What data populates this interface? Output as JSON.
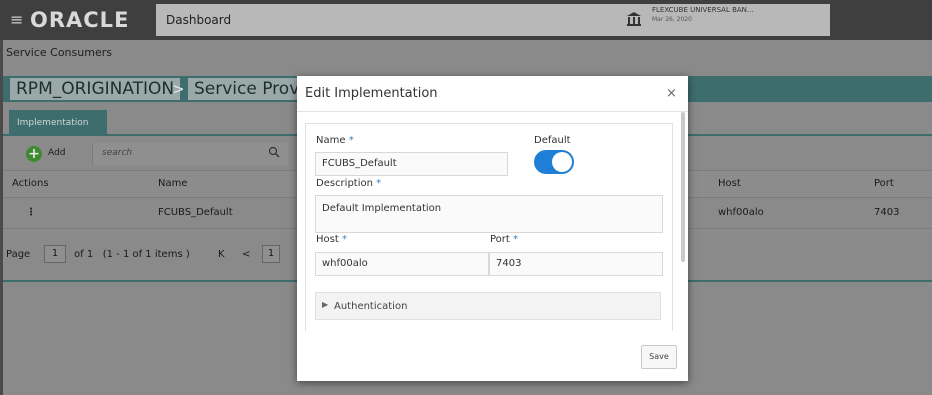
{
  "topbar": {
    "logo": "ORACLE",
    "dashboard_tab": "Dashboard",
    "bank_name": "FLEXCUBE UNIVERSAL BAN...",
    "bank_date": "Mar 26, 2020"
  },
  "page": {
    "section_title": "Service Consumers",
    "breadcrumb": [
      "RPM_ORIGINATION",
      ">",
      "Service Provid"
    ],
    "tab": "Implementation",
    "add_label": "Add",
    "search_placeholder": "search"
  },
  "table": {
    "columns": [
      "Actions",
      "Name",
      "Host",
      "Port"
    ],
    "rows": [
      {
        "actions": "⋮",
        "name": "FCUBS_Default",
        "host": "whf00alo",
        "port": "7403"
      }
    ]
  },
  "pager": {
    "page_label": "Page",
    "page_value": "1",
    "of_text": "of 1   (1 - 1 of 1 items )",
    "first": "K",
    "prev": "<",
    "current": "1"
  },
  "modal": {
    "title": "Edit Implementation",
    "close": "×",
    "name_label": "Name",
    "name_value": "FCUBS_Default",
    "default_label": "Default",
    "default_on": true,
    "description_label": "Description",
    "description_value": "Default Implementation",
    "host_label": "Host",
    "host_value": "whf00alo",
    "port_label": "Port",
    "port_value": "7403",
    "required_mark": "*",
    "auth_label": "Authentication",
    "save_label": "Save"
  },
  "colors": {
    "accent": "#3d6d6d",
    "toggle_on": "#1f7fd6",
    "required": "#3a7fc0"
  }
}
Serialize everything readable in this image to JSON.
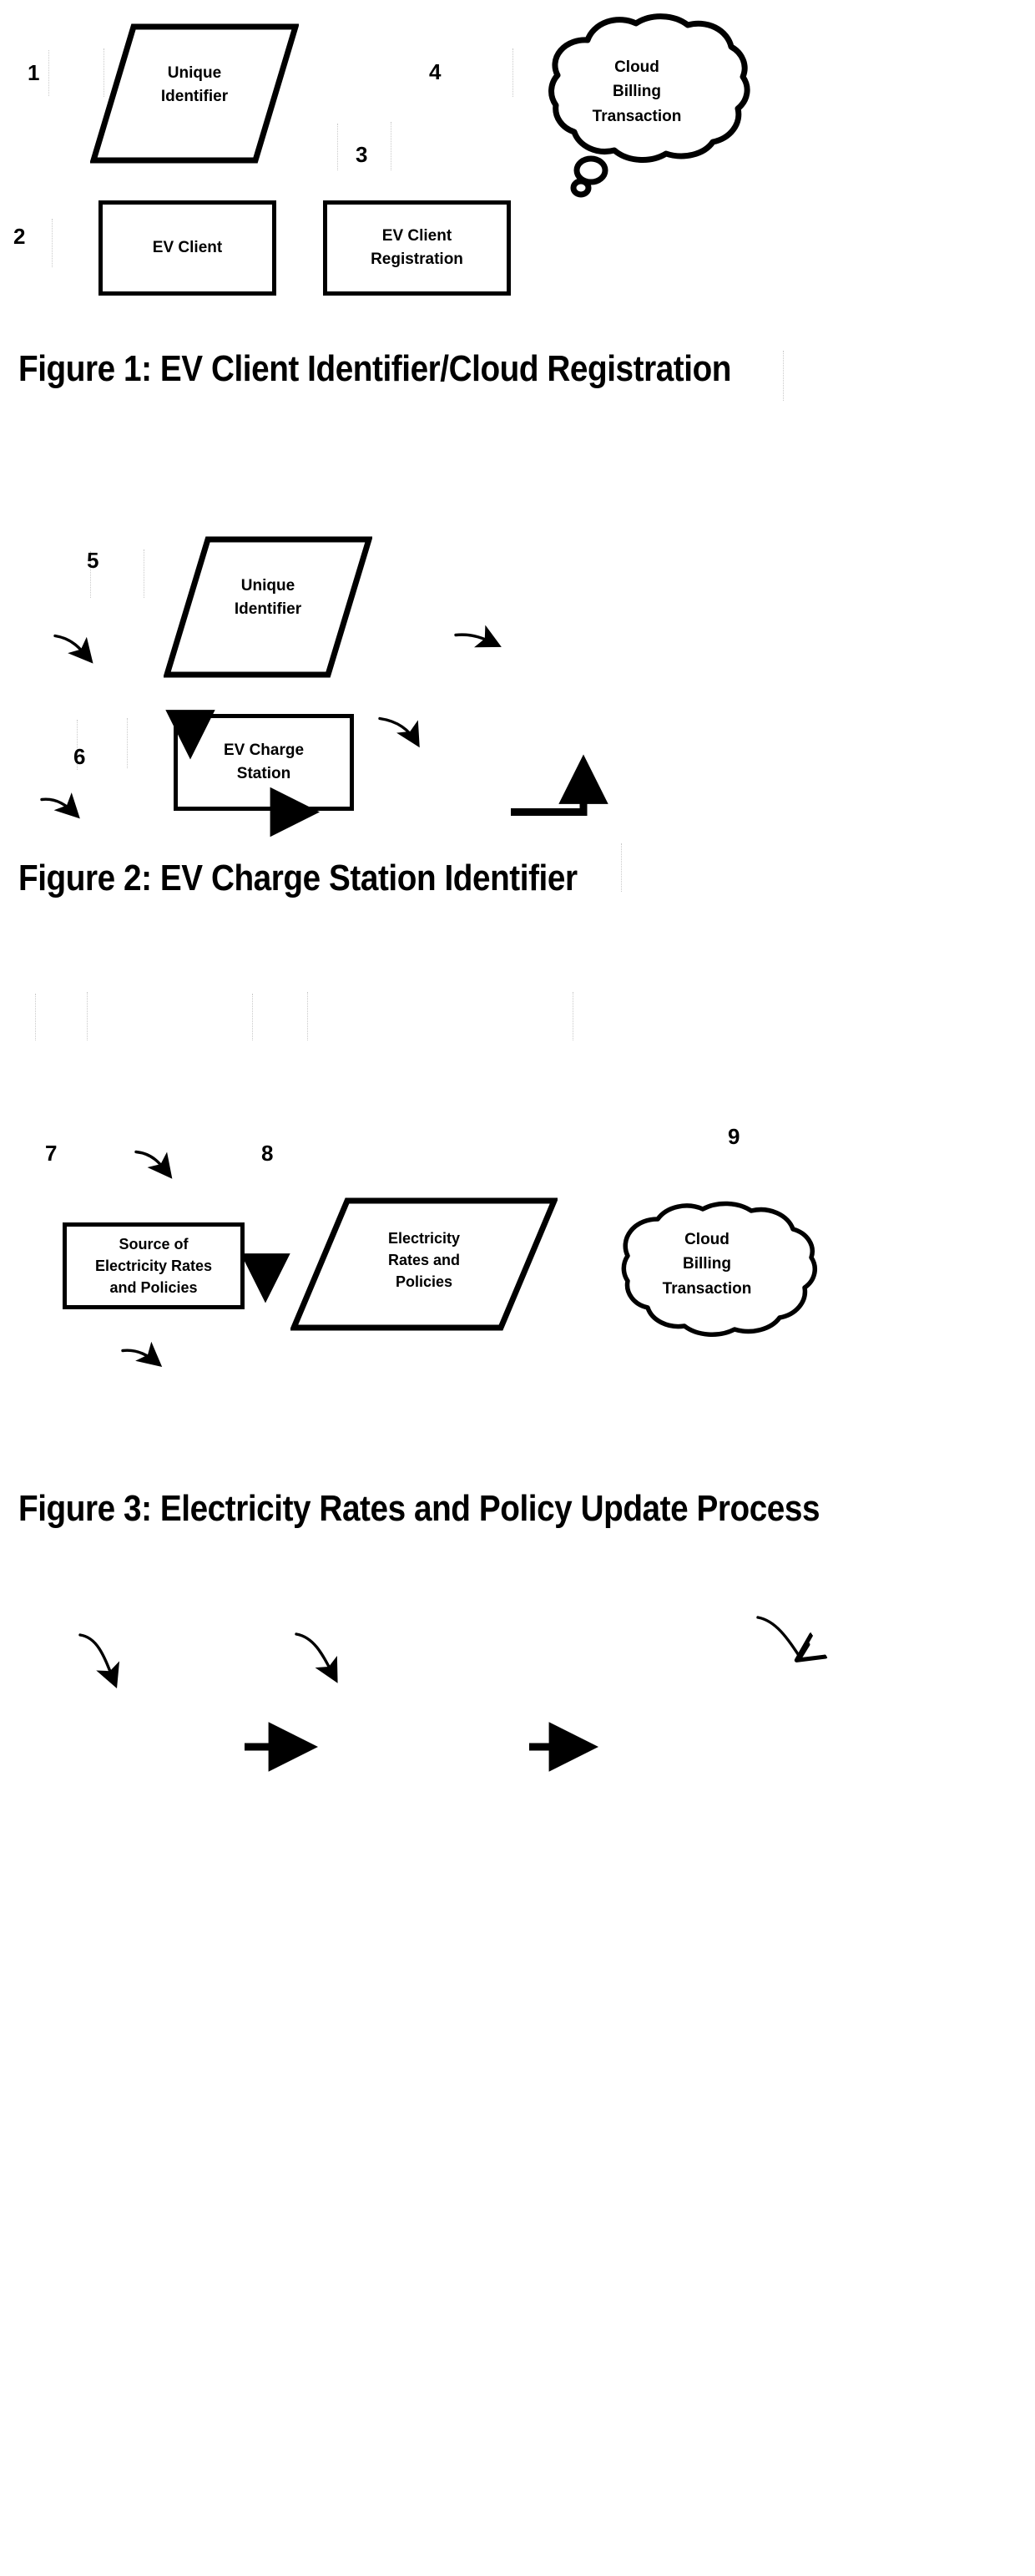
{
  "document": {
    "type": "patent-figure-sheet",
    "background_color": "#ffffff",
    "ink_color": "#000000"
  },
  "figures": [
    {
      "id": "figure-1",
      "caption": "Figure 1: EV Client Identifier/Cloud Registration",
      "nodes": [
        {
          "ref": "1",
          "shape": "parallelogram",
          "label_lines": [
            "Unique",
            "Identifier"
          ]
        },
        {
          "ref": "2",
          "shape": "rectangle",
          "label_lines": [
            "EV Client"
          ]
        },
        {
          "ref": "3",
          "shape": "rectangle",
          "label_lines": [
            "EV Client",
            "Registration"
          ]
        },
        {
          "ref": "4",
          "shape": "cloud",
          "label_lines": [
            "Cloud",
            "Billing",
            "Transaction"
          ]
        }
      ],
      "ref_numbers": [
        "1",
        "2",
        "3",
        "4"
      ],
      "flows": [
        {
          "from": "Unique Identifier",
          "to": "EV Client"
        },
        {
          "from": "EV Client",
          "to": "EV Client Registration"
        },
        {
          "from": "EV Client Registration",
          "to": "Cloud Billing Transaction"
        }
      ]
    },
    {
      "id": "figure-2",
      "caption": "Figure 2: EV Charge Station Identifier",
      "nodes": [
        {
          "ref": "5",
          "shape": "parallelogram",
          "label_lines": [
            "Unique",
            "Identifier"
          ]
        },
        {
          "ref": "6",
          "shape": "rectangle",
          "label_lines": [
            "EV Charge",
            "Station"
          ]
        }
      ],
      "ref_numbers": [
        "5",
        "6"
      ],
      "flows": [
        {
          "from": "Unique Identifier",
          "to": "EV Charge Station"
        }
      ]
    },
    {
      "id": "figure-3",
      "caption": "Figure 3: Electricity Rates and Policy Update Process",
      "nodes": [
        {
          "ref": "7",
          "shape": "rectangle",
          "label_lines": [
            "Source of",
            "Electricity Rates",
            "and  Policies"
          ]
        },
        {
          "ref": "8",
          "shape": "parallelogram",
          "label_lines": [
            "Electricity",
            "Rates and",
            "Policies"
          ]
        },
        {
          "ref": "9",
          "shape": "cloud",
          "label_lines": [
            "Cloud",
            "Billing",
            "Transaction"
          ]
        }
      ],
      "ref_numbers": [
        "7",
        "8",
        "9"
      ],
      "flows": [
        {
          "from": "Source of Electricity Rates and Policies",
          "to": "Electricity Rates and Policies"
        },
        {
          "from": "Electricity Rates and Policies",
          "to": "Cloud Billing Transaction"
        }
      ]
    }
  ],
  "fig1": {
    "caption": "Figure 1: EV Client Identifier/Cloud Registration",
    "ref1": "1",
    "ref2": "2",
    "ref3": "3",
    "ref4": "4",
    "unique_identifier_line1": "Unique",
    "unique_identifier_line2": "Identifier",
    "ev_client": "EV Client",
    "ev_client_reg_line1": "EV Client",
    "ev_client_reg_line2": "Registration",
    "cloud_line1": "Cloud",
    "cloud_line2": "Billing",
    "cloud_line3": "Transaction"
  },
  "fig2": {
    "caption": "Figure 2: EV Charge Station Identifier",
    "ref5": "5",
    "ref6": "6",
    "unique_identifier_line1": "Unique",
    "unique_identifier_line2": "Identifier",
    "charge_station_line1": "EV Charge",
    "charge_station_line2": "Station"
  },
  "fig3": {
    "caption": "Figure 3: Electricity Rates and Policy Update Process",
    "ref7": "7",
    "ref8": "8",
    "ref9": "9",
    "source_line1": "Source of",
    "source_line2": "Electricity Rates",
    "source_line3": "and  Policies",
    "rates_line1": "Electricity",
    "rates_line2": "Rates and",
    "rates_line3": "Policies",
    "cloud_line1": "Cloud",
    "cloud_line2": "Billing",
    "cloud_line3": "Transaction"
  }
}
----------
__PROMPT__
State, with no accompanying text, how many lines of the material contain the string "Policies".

__WRITTEN SOLUTION__
7